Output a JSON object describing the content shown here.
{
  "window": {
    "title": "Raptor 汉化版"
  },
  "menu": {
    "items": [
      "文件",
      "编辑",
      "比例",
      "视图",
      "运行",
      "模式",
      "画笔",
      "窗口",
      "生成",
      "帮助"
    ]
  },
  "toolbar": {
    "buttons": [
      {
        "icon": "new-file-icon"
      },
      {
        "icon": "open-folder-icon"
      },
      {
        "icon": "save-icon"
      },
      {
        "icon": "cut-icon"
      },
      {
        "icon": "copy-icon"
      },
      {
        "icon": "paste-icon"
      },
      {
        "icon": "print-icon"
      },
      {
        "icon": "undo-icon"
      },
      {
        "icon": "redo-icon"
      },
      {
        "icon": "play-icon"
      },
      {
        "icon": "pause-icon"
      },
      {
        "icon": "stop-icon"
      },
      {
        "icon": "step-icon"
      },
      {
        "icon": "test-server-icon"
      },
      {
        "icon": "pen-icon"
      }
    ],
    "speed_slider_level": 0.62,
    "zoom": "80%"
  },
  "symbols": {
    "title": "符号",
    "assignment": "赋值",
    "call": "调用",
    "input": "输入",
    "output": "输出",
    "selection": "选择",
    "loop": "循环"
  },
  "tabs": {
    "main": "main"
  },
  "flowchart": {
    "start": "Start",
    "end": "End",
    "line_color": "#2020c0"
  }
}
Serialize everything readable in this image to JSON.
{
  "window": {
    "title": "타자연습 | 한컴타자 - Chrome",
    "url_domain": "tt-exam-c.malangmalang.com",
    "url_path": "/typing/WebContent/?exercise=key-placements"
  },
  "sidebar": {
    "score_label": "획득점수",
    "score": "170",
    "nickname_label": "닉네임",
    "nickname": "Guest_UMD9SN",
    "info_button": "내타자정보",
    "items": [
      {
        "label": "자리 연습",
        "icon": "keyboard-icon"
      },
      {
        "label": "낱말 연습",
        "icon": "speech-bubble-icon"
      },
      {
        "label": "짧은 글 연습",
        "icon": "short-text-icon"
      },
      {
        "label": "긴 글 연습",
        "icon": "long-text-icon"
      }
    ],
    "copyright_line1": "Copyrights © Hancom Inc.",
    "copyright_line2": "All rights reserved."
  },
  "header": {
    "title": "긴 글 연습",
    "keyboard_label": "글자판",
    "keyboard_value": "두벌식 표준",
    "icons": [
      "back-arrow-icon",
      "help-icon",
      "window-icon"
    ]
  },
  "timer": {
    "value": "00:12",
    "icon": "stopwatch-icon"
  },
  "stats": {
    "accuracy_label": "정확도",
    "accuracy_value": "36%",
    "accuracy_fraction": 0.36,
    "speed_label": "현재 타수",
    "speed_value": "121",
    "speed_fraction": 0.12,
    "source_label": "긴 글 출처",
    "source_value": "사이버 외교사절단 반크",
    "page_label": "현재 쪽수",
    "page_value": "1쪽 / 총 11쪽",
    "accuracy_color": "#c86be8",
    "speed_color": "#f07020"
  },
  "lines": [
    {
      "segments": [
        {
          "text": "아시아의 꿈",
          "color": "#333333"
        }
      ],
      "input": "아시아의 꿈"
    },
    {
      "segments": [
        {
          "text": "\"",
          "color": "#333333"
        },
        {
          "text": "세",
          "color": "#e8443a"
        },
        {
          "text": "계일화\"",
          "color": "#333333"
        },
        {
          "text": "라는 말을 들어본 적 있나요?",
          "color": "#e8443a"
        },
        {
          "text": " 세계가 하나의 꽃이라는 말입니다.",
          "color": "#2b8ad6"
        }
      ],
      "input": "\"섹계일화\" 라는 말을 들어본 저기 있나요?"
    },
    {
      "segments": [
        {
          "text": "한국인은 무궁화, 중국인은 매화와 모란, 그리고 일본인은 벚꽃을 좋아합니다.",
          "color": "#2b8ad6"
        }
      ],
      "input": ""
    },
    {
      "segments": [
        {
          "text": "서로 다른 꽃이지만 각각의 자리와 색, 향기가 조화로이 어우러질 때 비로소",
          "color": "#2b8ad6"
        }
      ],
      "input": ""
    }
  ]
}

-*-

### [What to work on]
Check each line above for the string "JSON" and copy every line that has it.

### [Answer box]
Output a JSON object describing the content shown here.
Serialize everything readable in this image to JSON.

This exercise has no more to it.